**How to complete this task**
Without the images, reproduce each line of the material exactly.

**The input**
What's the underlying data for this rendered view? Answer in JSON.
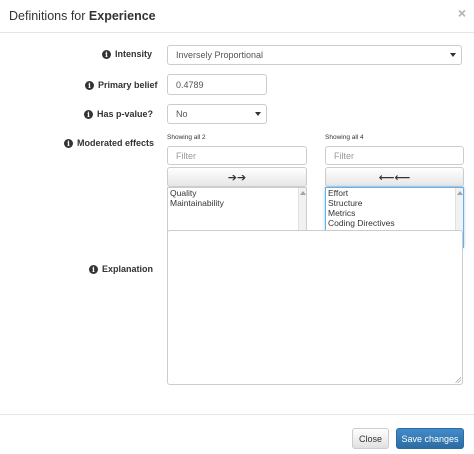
{
  "modal": {
    "title_prefix": "Definitions for ",
    "title_subject": "Experience",
    "close_symbol": "×"
  },
  "form": {
    "intensity": {
      "label": "Intensity",
      "value": "Inversely Proportional"
    },
    "primary_belief": {
      "label": "Primary belief",
      "value": "0.4789"
    },
    "has_pvalue": {
      "label": "Has p-value?",
      "value": "No"
    },
    "moderated_effects": {
      "label": "Moderated effects",
      "selected": {
        "status": "Showing all 2",
        "filter_placeholder": "Filter",
        "move_symbol": "➔➔",
        "items": [
          "Quality",
          "Maintainability"
        ]
      },
      "available": {
        "status": "Showing all 4",
        "filter_placeholder": "Filter",
        "move_symbol": "⟵⟵",
        "items": [
          "Effort",
          "Structure",
          "Metrics",
          "Coding Directives"
        ]
      }
    },
    "explanation": {
      "label": "Explanation",
      "value": ""
    }
  },
  "footer": {
    "close_label": "Close",
    "save_label": "Save changes"
  },
  "icons": {
    "info": "i"
  },
  "colors": {
    "primary": "#428bca",
    "focus": "#66afe9"
  }
}
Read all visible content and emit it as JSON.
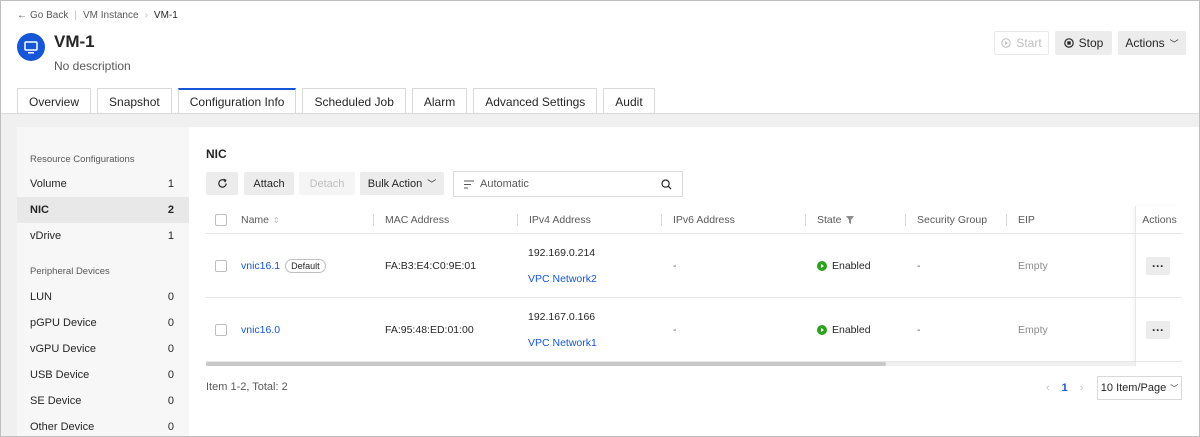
{
  "breadcrumb": {
    "back": "Go Back",
    "parent": "VM Instance",
    "current": "VM-1"
  },
  "header": {
    "title": "VM-1",
    "description": "No description",
    "start_label": "Start",
    "stop_label": "Stop",
    "actions_label": "Actions",
    "accent": "#1557d6"
  },
  "tabs": [
    {
      "label": "Overview"
    },
    {
      "label": "Snapshot"
    },
    {
      "label": "Configuration Info"
    },
    {
      "label": "Scheduled Job"
    },
    {
      "label": "Alarm"
    },
    {
      "label": "Advanced Settings"
    },
    {
      "label": "Audit"
    }
  ],
  "sidebar": {
    "groups": [
      {
        "label": "Resource Configurations",
        "items": [
          {
            "label": "Volume",
            "count": "1"
          },
          {
            "label": "NIC",
            "count": "2"
          },
          {
            "label": "vDrive",
            "count": "1"
          }
        ]
      },
      {
        "label": "Peripheral Devices",
        "items": [
          {
            "label": "LUN",
            "count": "0"
          },
          {
            "label": "pGPU Device",
            "count": "0"
          },
          {
            "label": "vGPU Device",
            "count": "0"
          },
          {
            "label": "USB Device",
            "count": "0"
          },
          {
            "label": "SE Device",
            "count": "0"
          },
          {
            "label": "Other Device",
            "count": "0"
          }
        ]
      }
    ]
  },
  "section": {
    "title": "NIC"
  },
  "toolbar": {
    "attach": "Attach",
    "detach": "Detach",
    "bulk_action": "Bulk Action",
    "search_value": "Automatic"
  },
  "table": {
    "headers": {
      "name": "Name",
      "mac": "MAC Address",
      "ipv4": "IPv4 Address",
      "ipv6": "IPv6 Address",
      "state": "State",
      "sg": "Security Group",
      "eip": "EIP",
      "actions": "Actions"
    },
    "rows": [
      {
        "name": "vnic16.1",
        "badge": "Default",
        "mac": "FA:B3:E4:C0:9E:01",
        "ipv4": "192.169.0.214",
        "network": "VPC Network2",
        "ipv6": "-",
        "state": "Enabled",
        "sg": "-",
        "eip": "Empty",
        "more": "···"
      },
      {
        "name": "vnic16.0",
        "badge": "",
        "mac": "FA:95:48:ED:01:00",
        "ipv4": "192.167.0.166",
        "network": "VPC Network1",
        "ipv6": "-",
        "state": "Enabled",
        "sg": "-",
        "eip": "Empty",
        "more": "···"
      }
    ],
    "status_color": "#2ea121"
  },
  "footer": {
    "total": "Item 1-2, Total: 2",
    "page": "1",
    "page_size": "10 Item/Page"
  }
}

**Output for this task**
What's the underlying data for this rendered view? Answer in JSON.
{
  "modal": {
    "title_prefix": "Definitions for ",
    "title_subject": "Experience",
    "close_symbol": "×"
  },
  "form": {
    "intensity": {
      "label": "Intensity",
      "value": "Inversely Proportional"
    },
    "primary_belief": {
      "label": "Primary belief",
      "value": "0.4789"
    },
    "has_pvalue": {
      "label": "Has p-value?",
      "value": "No"
    },
    "moderated_effects": {
      "label": "Moderated effects",
      "selected": {
        "status": "Showing all 2",
        "filter_placeholder": "Filter",
        "move_symbol": "➔➔",
        "items": [
          "Quality",
          "Maintainability"
        ]
      },
      "available": {
        "status": "Showing all 4",
        "filter_placeholder": "Filter",
        "move_symbol": "⟵⟵",
        "items": [
          "Effort",
          "Structure",
          "Metrics",
          "Coding Directives"
        ]
      }
    },
    "explanation": {
      "label": "Explanation",
      "value": ""
    }
  },
  "footer": {
    "close_label": "Close",
    "save_label": "Save changes"
  },
  "icons": {
    "info": "i"
  },
  "colors": {
    "primary": "#428bca",
    "focus": "#66afe9"
  }
}
Read all visible content and emit it as JSON.
{
  "breadcrumb": {
    "back": "Go Back",
    "parent": "VM Instance",
    "current": "VM-1"
  },
  "header": {
    "title": "VM-1",
    "description": "No description",
    "start_label": "Start",
    "stop_label": "Stop",
    "actions_label": "Actions",
    "accent": "#1557d6"
  },
  "tabs": [
    {
      "label": "Overview"
    },
    {
      "label": "Snapshot"
    },
    {
      "label": "Configuration Info"
    },
    {
      "label": "Scheduled Job"
    },
    {
      "label": "Alarm"
    },
    {
      "label": "Advanced Settings"
    },
    {
      "label": "Audit"
    }
  ],
  "sidebar": {
    "groups": [
      {
        "label": "Resource Configurations",
        "items": [
          {
            "label": "Volume",
            "count": "1"
          },
          {
            "label": "NIC",
            "count": "2"
          },
          {
            "label": "vDrive",
            "count": "1"
          }
        ]
      },
      {
        "label": "Peripheral Devices",
        "items": [
          {
            "label": "LUN",
            "count": "0"
          },
          {
            "label": "pGPU Device",
            "count": "0"
          },
          {
            "label": "vGPU Device",
            "count": "0"
          },
          {
            "label": "USB Device",
            "count": "0"
          },
          {
            "label": "SE Device",
            "count": "0"
          },
          {
            "label": "Other Device",
            "count": "0"
          }
        ]
      }
    ]
  },
  "section": {
    "title": "NIC"
  },
  "toolbar": {
    "attach": "Attach",
    "detach": "Detach",
    "bulk_action": "Bulk Action",
    "search_value": "Automatic"
  },
  "table": {
    "headers": {
      "name": "Name",
      "mac": "MAC Address",
      "ipv4": "IPv4 Address",
      "ipv6": "IPv6 Address",
      "state": "State",
      "sg": "Security Group",
      "eip": "EIP",
      "actions": "Actions"
    },
    "rows": [
      {
        "name": "vnic16.1",
        "badge": "Default",
        "mac": "FA:B3:E4:C0:9E:01",
        "ipv4": "192.169.0.214",
        "network": "VPC Network2",
        "ipv6": "-",
        "state": "Enabled",
        "sg": "-",
        "eip": "Empty",
        "more": "···"
      },
      {
        "name": "vnic16.0",
        "badge": "",
        "mac": "FA:95:48:ED:01:00",
        "ipv4": "192.167.0.166",
        "network": "VPC Network1",
        "ipv6": "-",
        "state": "Enabled",
        "sg": "-",
        "eip": "Empty",
        "more": "···"
      }
    ],
    "status_color": "#2ea121"
  },
  "footer": {
    "total": "Item 1-2, Total: 2",
    "page": "1",
    "page_size": "10 Item/Page"
  }
}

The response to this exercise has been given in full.